Considering the prominence of the game’s light sources – lurid neon, soft lanterns and blazing suns alike – its contrasts of light and shadow are disappointingly dull, lending its action a look that’s anachronistic beyond expectations.
Mechanically, some would suggest that action to be too rudimentary to warrant the intricate changes made to it in the past, but while the DOA 4 fighting system follows familiar patterns – combos occurring in sporadic bursts with somewhat awkward beats in between – a simple quickening of its pace has effected considerable change.
As you’d expect, the counter remains king, the much-vaunted reduction of active counter frames having surprisingly little effect on the ease with which they’re performed.

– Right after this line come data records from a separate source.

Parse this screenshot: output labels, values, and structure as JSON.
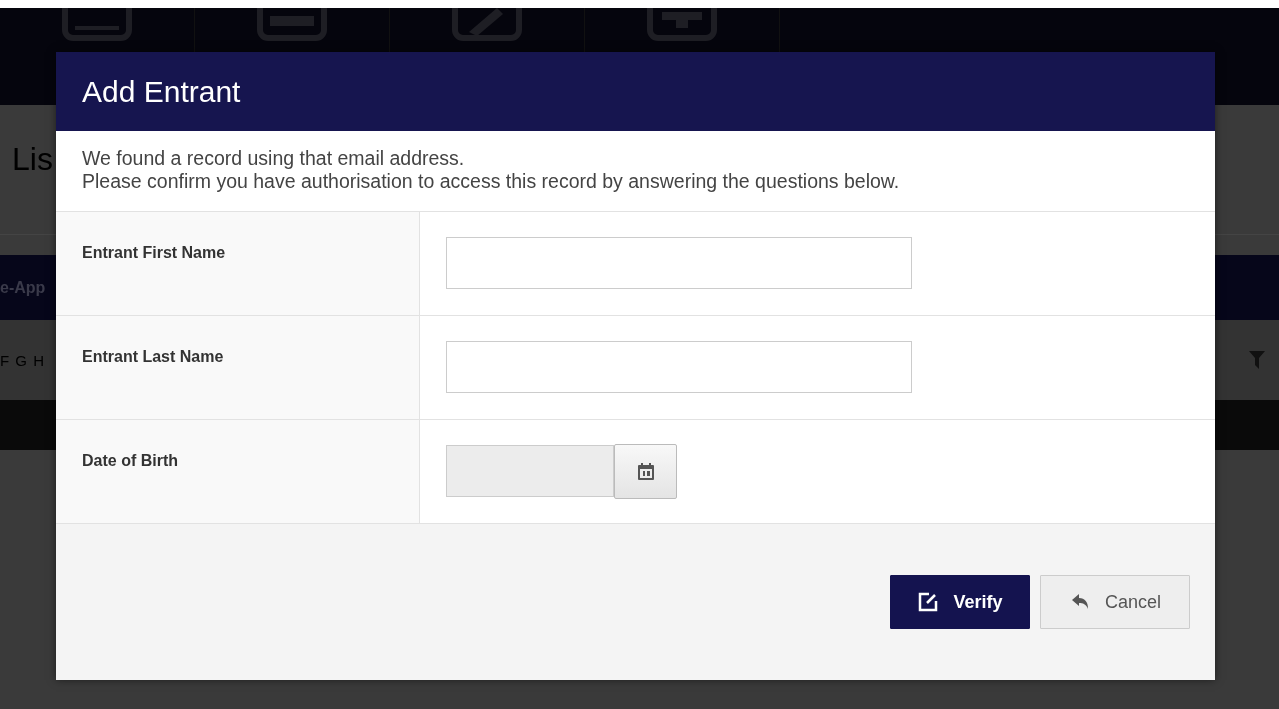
{
  "background": {
    "title": "Lis",
    "tab_bar": "e-App",
    "letters": "F G H"
  },
  "modal": {
    "title": "Add Entrant",
    "message": [
      "We found a record using that email address.",
      "Please confirm you have authorisation to access this record by answering the questions below."
    ],
    "fields": [
      {
        "label": "Entrant First Name",
        "kind": "text"
      },
      {
        "label": "Entrant Last Name",
        "kind": "text"
      },
      {
        "label": "Date of Birth",
        "kind": "date"
      }
    ],
    "buttons": [
      {
        "label": "Verify",
        "kind": "primary"
      },
      {
        "label": "Cancel",
        "kind": "secondary"
      }
    ]
  }
}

The impact of such reversals has been lessened, but the result is simply that you’ll perform more of them rather than adopt an alternative strategy. Admittedly, the structure of story mode is almost entirely familiar, and rifling through it with every character is little more than a three to four-hour job.
The true joy (and test) of a fighter, however, lies beyond the baptism of that initial story mode trawl, and DOA has historically lived and died by its provision of supplemental challenge.
Here, the game’s speed truly makes itself known. Itakagi, typically, wants the game’s online servers to be graced solely by those who have mastered its single-player modes: that’s his preference, not an enforcement, but experience the game’s aggression at default settings in Time Attack mode and you’ll appreciate the elitism of his view.
DOA 4 demands, at the very least, a base knowledge of both your own character’s command list and the ultimate hit zones of your opponents, victory being far from assured even then.
New charge attacks may be available, but the AI’s countering proficiency is intimidating and often overwhelming.
Much as with Soul Calibur III, its strategies can spike from passivity to onslaught at unpredictable times, and to exasperating effect when the clock is ticking.
Final boss Alpha-152 will have you wondering – especially in the wake of Jinpachi Mishima – whether versus-fighting game developers still know what it is to provide a satisfying final contest, as opposed to a brick wall of telepathic counters and whirlwind attacks.
Of course there’ll always be the Uriens and Geese Howards of any fighting circuit – player killers, if you like – but the balance in this case really is off by a stretch.
Alongside such flaws (of judgement rather than execution, it seems), there are also glitches and other technical shortcomings.
As the garments of a fallen Lei Fang glitch upon the windswept Tritower Heliport and inhumanly parted hair writhes oddly around characters’ shoulders, the considerably improved recovery animations can easily be forgotten. And those hopes of a remedied online mode will have to await, at best, a subsequent downloadable patch.
An overburdened branch of Argos operates in much the same way as the game’s new online lobby, and participating in a Quick Match bout is a proposal more laborious than its title suggests. Matches against players of similar bandwidth are reliably slick, but place one bad connection in a lobby and everyone feels the lag.
The prime concern in the protracted run-up to this game – as is now synonymous with the series generally – was that the enormous length of old rope from which Team Ninja likes to reap money would finally lose its allure. By the slimmest of margins, it hasn’t, because there are just enough curios here to sustain interest.
The game’s range of 360 Achievements is novel and should keep those who are now fixated upon such things busy for some time, while its Watch mode now features a sure-to-be-popular snapshot function (interestingly, you can only capture the action while it’s moving).
But still, with its limited range of costumes (broadened with lazy palette swaps) and unambitious Tag and Team battles, DOA 4 remains as familiar as the mild disappointment it delivers.
Source: <a href="http://www.gamesradar.com/reviews/default.asp?pagetypeid=2&articleid=42923&subsectionid=2516">www.gamesradar.com</a>